EXERCISE OBJECTIVE:
How many lines of the data contain "lead"? Reply with the number alone.

RECORDED DATA:
________________________________________

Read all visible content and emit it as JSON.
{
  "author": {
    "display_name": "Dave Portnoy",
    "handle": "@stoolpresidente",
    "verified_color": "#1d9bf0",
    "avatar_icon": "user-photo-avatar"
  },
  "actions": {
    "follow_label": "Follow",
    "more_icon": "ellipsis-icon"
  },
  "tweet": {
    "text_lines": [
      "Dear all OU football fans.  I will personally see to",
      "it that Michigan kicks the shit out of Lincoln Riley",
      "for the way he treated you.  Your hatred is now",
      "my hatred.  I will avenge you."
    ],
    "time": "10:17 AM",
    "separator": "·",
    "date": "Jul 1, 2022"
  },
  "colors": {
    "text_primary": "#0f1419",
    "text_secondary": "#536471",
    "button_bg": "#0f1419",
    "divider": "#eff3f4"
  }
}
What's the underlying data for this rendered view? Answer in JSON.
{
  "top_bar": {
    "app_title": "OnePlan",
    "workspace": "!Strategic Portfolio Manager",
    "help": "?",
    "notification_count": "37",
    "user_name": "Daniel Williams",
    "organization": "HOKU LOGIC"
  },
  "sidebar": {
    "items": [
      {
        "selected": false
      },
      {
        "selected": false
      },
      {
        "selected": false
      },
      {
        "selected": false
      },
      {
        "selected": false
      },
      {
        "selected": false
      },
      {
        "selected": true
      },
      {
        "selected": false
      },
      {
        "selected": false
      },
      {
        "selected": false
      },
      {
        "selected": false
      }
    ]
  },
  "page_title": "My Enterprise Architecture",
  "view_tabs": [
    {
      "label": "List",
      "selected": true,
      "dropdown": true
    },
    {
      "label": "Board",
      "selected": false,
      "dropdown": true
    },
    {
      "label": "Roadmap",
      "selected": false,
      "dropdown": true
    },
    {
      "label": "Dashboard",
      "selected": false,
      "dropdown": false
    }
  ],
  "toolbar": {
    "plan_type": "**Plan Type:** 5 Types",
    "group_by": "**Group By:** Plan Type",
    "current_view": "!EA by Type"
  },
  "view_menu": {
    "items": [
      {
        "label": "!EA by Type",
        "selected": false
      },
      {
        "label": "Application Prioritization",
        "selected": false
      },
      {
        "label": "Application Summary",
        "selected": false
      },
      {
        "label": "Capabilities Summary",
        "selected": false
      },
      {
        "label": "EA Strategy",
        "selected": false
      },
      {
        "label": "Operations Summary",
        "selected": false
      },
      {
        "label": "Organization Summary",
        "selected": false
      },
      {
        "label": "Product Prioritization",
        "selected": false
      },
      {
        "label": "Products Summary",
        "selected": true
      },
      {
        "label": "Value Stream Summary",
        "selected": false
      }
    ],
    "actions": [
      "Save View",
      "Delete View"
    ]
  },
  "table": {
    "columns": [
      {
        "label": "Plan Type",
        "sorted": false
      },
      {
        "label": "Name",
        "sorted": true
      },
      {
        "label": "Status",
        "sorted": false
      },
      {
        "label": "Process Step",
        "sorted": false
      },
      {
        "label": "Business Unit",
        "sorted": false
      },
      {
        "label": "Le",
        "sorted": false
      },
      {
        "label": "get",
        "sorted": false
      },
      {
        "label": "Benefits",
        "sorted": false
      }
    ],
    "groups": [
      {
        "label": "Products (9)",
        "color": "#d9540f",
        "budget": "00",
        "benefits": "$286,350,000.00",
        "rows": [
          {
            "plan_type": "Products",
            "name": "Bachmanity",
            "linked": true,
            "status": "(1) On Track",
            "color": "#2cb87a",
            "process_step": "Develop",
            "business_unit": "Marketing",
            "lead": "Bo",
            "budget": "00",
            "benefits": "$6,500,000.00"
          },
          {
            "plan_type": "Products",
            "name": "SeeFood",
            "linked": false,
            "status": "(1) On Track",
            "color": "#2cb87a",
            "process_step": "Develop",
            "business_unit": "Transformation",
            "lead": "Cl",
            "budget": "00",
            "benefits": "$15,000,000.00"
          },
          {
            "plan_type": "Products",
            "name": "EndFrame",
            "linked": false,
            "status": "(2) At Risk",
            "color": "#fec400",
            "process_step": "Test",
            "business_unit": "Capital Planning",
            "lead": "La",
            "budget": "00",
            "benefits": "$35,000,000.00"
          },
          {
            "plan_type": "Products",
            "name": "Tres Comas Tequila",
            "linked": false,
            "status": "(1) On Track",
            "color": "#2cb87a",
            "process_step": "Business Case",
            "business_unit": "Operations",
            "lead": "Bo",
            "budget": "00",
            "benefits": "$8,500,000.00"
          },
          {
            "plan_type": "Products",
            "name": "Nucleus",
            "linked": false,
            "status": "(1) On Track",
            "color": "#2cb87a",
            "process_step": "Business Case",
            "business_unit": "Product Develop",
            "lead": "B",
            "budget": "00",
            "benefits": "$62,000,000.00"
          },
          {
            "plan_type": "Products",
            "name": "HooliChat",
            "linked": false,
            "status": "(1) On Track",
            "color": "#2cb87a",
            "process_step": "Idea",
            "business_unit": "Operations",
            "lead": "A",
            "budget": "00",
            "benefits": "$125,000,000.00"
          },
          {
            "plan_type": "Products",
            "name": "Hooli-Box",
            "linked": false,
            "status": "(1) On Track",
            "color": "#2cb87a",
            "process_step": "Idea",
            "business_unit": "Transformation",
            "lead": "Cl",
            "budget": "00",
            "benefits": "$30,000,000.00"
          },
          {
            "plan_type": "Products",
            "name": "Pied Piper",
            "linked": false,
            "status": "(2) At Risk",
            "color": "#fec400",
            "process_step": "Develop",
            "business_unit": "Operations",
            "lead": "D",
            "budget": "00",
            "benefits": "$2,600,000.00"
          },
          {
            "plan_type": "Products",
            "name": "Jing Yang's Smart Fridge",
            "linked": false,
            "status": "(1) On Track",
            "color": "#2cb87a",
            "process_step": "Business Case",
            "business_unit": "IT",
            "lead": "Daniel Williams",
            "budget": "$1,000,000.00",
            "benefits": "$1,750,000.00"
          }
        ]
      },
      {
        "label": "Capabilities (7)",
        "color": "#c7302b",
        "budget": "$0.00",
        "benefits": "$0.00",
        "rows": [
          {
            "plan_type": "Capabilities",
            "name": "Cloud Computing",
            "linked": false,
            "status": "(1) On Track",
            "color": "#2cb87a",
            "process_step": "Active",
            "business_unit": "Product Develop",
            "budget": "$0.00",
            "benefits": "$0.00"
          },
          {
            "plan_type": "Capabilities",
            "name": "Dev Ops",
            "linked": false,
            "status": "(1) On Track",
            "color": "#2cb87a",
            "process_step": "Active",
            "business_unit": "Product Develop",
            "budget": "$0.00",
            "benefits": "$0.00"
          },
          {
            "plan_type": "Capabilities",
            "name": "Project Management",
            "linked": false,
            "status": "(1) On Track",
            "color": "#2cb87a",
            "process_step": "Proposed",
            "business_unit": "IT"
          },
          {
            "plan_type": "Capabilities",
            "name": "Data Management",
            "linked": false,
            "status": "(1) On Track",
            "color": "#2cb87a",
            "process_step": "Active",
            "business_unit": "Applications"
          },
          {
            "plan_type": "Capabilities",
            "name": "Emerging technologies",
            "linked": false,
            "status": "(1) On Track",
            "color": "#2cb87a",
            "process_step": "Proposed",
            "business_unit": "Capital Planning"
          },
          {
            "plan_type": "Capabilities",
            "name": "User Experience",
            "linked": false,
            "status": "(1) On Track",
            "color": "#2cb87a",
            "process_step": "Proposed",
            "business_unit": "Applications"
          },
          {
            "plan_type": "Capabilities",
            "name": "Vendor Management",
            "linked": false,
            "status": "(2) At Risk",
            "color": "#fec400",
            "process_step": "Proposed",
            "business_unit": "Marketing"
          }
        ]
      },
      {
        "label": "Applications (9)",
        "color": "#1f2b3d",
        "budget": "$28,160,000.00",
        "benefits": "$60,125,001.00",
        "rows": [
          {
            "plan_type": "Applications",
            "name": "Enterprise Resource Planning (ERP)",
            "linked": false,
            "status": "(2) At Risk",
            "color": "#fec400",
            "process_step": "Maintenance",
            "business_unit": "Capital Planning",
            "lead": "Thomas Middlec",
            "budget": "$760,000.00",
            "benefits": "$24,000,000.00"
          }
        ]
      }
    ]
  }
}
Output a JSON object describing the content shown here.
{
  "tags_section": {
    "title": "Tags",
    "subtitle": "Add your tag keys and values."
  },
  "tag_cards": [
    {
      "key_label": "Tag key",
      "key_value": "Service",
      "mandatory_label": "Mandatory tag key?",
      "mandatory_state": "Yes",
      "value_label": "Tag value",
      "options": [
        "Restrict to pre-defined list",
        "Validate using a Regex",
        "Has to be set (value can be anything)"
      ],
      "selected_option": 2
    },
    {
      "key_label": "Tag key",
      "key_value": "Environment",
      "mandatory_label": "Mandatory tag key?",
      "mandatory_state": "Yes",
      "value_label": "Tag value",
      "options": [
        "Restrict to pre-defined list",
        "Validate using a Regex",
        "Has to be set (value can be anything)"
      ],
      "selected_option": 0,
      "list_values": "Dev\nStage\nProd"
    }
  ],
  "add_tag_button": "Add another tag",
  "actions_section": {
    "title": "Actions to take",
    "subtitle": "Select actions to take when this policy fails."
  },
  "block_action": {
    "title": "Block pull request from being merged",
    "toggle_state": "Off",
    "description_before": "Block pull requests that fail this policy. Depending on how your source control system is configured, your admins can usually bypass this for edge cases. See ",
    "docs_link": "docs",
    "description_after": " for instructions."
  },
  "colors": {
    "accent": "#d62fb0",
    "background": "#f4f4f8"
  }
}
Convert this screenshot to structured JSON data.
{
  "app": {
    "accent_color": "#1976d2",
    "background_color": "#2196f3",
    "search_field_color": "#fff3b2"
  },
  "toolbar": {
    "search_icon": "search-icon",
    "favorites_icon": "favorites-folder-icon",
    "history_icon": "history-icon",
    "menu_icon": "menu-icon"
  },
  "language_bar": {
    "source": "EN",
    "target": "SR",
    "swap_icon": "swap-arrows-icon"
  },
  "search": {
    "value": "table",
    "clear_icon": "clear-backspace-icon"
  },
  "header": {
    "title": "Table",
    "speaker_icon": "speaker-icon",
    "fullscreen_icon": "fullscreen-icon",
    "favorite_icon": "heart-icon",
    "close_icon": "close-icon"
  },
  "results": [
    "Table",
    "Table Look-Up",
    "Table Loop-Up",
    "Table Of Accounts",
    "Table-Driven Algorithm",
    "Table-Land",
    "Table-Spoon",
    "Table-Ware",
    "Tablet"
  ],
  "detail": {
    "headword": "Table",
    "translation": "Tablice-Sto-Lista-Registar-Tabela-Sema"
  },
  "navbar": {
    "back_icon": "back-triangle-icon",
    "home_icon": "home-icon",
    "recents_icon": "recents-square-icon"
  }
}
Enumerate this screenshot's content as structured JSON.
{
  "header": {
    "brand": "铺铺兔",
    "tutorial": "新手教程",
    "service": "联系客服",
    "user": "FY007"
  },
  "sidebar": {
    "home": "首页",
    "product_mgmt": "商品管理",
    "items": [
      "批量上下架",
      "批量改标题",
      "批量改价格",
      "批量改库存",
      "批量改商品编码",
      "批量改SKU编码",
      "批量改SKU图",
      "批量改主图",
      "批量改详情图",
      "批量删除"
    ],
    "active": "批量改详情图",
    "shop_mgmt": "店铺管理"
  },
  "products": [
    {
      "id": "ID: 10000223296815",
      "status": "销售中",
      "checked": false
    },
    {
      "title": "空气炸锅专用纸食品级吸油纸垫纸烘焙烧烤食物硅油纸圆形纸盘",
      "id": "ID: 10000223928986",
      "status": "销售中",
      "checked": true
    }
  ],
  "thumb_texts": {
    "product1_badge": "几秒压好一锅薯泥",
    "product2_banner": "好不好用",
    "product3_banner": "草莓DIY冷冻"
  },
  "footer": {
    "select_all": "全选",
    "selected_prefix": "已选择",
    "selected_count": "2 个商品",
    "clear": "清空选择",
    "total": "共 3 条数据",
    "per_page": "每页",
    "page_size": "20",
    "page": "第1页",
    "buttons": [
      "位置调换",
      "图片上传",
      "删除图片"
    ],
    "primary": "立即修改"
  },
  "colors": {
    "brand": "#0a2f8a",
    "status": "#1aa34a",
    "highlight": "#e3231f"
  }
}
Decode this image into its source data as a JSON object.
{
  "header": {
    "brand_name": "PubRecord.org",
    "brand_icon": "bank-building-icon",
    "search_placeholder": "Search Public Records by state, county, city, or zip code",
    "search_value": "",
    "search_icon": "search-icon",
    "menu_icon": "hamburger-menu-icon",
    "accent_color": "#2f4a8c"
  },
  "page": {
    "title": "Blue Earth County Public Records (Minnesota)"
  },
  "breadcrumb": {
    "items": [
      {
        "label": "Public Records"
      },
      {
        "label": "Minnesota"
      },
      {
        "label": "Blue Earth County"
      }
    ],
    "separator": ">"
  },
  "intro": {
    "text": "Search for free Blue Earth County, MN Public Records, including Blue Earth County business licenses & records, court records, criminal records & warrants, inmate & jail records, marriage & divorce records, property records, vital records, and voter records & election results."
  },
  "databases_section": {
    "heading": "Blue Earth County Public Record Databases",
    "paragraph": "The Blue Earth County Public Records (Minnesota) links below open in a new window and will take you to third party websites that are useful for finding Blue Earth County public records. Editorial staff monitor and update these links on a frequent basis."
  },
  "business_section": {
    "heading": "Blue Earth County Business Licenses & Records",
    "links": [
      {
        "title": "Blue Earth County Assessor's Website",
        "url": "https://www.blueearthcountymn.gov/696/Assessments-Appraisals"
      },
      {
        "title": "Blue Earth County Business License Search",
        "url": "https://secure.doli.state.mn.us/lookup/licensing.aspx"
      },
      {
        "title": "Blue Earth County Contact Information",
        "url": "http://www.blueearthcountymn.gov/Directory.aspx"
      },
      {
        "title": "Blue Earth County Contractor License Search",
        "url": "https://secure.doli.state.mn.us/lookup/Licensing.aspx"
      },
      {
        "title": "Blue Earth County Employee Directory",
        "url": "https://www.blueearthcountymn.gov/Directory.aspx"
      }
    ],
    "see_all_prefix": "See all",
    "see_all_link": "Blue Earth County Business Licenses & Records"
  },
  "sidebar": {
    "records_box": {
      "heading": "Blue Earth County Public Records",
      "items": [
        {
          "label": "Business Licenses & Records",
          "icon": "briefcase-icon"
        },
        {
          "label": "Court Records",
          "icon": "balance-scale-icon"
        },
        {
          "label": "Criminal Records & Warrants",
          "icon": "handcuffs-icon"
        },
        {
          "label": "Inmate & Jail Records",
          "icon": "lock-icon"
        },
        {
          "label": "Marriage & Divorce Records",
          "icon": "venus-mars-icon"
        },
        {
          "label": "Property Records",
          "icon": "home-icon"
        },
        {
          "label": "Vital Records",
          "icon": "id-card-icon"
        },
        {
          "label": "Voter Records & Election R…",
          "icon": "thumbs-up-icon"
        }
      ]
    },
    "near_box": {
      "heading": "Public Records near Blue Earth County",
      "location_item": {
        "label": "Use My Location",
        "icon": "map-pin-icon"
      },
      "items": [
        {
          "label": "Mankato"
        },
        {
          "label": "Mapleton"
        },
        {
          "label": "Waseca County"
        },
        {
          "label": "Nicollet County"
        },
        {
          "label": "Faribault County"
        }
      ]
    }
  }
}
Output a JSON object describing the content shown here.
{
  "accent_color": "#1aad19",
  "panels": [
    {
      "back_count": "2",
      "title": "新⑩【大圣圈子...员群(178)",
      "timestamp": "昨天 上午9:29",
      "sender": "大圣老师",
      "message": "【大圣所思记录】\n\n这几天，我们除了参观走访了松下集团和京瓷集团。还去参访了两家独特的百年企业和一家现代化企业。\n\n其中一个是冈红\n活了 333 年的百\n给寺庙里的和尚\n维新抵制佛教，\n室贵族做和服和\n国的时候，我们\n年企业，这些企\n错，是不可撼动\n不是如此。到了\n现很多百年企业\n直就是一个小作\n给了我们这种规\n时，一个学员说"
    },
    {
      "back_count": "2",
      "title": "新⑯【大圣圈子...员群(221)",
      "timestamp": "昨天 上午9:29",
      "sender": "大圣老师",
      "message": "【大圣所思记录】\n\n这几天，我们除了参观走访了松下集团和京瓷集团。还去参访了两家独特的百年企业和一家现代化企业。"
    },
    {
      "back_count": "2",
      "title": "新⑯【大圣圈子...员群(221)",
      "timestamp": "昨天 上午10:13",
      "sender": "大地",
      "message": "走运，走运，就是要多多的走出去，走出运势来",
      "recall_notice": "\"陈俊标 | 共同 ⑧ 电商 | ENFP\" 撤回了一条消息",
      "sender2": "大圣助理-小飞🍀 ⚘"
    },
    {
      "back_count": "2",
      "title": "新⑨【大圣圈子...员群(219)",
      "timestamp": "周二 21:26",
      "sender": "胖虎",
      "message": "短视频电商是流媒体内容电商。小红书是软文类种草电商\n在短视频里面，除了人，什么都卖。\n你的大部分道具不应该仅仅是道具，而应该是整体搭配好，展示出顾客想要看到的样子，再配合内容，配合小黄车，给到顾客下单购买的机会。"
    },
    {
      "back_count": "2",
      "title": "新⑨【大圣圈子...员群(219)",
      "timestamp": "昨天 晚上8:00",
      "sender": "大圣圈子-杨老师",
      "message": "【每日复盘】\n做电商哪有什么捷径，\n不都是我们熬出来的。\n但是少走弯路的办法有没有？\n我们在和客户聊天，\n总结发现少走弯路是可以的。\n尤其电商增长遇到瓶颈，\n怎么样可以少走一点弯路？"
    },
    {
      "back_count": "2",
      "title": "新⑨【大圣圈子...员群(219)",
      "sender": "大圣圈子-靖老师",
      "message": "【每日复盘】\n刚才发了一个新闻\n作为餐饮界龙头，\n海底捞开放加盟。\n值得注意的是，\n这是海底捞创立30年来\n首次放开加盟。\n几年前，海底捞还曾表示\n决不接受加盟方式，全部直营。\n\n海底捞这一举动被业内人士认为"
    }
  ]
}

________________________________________

RESULT OF THIS TASK:
10